Judge Miller was married in Sumner County, Kansas, February 7, 1883, to Miss Elizabeth Massey, who was born in Sanlock County, Michigan, April 24, 1865. Her parents were William and Mary (Perro) Massey, the former born in Sheffield, England, and the latter in Montreal, Canada, and of French ancestry. Mr. Massey came to the United States in 1835 and settled in Michigan, and from there came to Sumner County, Kansas, in 1875 and died there in July, 1891. The mother of Mrs. Miller survived until 1905. They were parents of the following children: Mrs. Mary Payton, of Cowley County, Kansas; Elizabeth, Mrs. Miller; John, of Cowley County; and Mrs. Annie Somerville, of Winfield, Kansas.

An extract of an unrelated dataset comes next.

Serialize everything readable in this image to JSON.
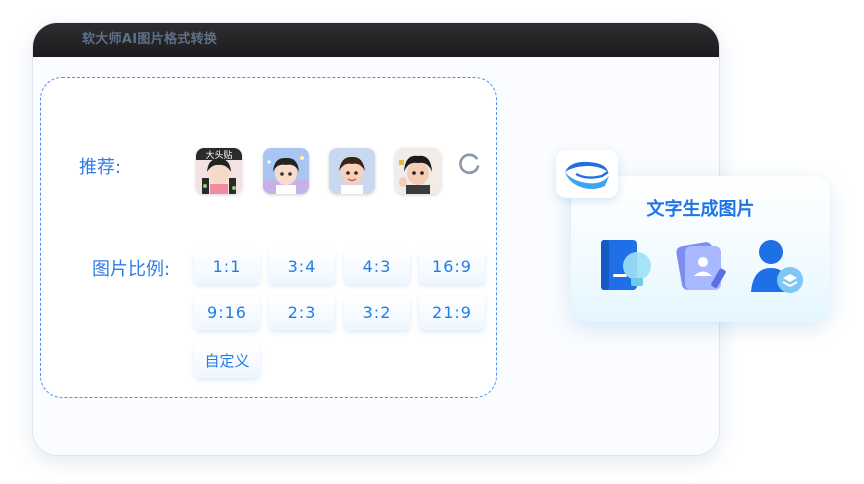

The father of Mrs. Miller was married first to Mary Alifax, and their children were: William, of Blackwell, Oklahoma; Henry, of Sumner County, Kansas; Mrs. Sarah Meno, of St. Clair, Michigan; and Thomas, of Oklahoma.

The following children were born to Mr. and Mrs. Miller, all of whom were given common school advantages: John W., who is a farmer on the Miller homestead; Fred, who is a farmer in this section, married Clara Ramsey, and they have three children, Ethel, Ray and Roy; Mabel, who married Loyal Hogan, lives near Mr. Miller, and has four children, Dessie, Dorris, Marvin and Virga; Victor, who is a farmer near Moscow, Kansas, married Maud Ramsey and has a daughter, Nina; and Melvin, Clyde and Hazel. Mrs. Miller and four of the children are members of the Baptist Church.

Judge Miller was reared to venerate the principles of the republican party and to support its candidates. Shortly after coming to Stevens County he was elected a justice of the peace, served as such for many years, and during this time rendered some noted local decisions, notably in the case of libel between Carpenter and Hogan, that had its preliminary hearing in his court and later attracted much local attention. He very frequently performed marriages. In 1898 he was elected probate judge as a Populist and served two years on the bench, and after an interval of two years was re-elected, and in all served through four terms. As an indication of the fusions of the old parties and the formation of new ones, largely made up of the constituent elements of the old, Judge Miller was elected to the bench the first time by the populist party, once by the democrats, and twice later by the republicans. Although he had frequently attended local conventions he was never present when nominated. He has always been a friend of the public schools and has been almost continuously an officer in district 14.